She also plans to continue several initiatives begun by Orsini to help secure and harden Jewish communal facilities.
“One of the initiatives is the alert systems, which I won’t go into detail about, but we’ve gone out to bid to obtain alert systems for the three (day) schools,” Brokos said. “And then, after we fully equip the three schools with these alert systems, we move on to the 11 (Jewish) early learning centers. Protecting children is absolutely a priority.”
Go Bags — containing first aid items as well as tools such as flashlights, hammers, whistles and charging devices — will eventually be placed in each classroom of the three day schools and all Jewish early learning centers.
Brokos acknowledged that there are current threats against the Jewish community here, which are being investigated by law enforcement. She would not elaborate on the nature of the threats because the investigations are ongoing.
“We are following those very closely,” she said. “We are actively addressing the threats in an effort to do everything we can to protect the community. The partnership between the Federation and law enforcement is so strong and we continually monitor these threats in an effort to be proactive, and not reactive. I don’t want to instill fear in the community, but I want there to be a healthy awareness.”
With the rise in hate crimes against the Jewish community nationwide, and the proliferation of hateful speech on social media, Brokos encourages community members to report to her any perceived threat. Anything “suspicious in nature” should be reported, she stressed.
“Something that may seem so insignificant or inconsequential may be part of a larger threat or activity,” she said. “We don’t dismiss anything in law enforcement, we run every bit of information we get, we vet it out to its entirety, because you just don’t know.”
Currently working on a master’s in professional counseling at Carlow University, Brokos also plans to implement trauma management training for the Pittsburgh Jewish community. She views such training as particularly salient here in the continuing aftermath of the trauma of Oct. 27, 2018.

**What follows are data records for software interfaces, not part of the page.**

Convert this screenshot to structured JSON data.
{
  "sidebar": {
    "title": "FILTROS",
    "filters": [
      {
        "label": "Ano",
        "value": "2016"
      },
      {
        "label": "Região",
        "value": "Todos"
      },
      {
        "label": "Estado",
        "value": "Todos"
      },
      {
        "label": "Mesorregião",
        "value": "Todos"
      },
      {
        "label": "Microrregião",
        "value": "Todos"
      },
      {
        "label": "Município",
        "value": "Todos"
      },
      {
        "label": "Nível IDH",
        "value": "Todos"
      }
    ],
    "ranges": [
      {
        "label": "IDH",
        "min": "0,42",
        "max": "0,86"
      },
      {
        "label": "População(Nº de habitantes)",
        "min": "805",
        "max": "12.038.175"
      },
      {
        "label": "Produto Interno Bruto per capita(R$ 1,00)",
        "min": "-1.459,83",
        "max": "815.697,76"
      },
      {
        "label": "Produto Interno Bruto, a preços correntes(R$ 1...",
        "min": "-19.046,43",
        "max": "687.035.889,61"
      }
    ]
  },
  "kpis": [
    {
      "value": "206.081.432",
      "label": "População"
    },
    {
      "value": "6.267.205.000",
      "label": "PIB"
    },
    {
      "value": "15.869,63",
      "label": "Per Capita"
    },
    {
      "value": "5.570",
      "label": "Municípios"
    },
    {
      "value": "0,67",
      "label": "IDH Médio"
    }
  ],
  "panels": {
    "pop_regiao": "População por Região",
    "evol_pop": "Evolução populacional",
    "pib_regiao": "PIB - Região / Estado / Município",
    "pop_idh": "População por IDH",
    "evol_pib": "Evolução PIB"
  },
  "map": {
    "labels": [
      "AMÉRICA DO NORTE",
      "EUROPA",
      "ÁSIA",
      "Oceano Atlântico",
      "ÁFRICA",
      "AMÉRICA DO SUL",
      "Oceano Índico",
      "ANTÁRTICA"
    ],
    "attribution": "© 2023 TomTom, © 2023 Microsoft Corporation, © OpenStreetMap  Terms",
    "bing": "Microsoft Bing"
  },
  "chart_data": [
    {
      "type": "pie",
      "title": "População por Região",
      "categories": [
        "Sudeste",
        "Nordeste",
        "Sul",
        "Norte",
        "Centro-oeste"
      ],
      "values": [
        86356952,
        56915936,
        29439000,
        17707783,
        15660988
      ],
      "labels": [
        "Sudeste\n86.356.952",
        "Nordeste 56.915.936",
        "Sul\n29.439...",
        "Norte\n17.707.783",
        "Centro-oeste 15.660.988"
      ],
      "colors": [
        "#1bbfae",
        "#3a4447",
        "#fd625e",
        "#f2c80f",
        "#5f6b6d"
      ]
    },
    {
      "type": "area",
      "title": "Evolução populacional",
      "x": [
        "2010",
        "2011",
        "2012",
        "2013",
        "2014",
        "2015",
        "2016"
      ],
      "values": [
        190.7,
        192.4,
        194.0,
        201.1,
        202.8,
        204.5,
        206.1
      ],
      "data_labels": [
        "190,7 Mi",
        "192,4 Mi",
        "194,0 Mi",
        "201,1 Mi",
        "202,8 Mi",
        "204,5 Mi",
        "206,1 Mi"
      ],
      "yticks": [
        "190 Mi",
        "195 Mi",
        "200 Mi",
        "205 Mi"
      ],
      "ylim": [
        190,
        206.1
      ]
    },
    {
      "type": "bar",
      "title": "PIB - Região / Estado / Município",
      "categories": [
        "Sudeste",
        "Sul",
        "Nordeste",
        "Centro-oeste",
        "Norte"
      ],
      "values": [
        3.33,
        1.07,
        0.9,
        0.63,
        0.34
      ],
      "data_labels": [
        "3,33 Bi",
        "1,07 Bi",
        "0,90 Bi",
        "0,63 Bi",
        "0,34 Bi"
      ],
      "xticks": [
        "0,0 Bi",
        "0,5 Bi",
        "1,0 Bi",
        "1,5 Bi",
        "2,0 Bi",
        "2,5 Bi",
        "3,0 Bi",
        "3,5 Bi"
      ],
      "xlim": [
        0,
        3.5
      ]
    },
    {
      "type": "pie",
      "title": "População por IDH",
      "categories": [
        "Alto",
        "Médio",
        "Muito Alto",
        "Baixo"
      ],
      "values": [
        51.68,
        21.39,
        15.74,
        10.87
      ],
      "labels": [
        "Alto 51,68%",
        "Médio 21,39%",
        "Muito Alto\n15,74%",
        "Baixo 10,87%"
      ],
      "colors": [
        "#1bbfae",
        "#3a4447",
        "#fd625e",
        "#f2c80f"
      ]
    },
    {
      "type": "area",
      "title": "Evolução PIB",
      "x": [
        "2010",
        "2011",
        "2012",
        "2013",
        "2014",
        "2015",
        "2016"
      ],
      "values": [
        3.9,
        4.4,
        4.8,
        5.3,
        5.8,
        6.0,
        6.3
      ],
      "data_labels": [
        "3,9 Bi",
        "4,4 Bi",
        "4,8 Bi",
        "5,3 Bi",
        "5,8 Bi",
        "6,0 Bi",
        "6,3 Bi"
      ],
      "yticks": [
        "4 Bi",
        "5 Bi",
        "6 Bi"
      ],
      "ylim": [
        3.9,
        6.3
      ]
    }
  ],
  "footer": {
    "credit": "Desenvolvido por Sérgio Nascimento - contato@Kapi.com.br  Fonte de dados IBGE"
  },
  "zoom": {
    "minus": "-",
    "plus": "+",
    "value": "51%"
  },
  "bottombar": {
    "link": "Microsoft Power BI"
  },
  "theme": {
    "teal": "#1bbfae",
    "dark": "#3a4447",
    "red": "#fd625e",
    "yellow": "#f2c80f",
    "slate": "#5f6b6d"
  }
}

In a written announcement regarding the hiring of Brokos, David Ainsman, chair of the Federation’s security committee, praised her “distinguished career in the FBI,” and noted that she has been “involved in major investigations in her career and received numerous awards for her achievements.”
Brokos “was awarded the FBI Directors award for excellence for her work in training law enforcement,” Ainsman wrote, adding that she “has been very involved with the Jewish Community in Pittsburgh monitoring and mitigating threats that affect our community over the last few years…. With the hiring of Shawn, we will have no gaps in our security program for the community.” pjc
Toby Tabachnick can be reached at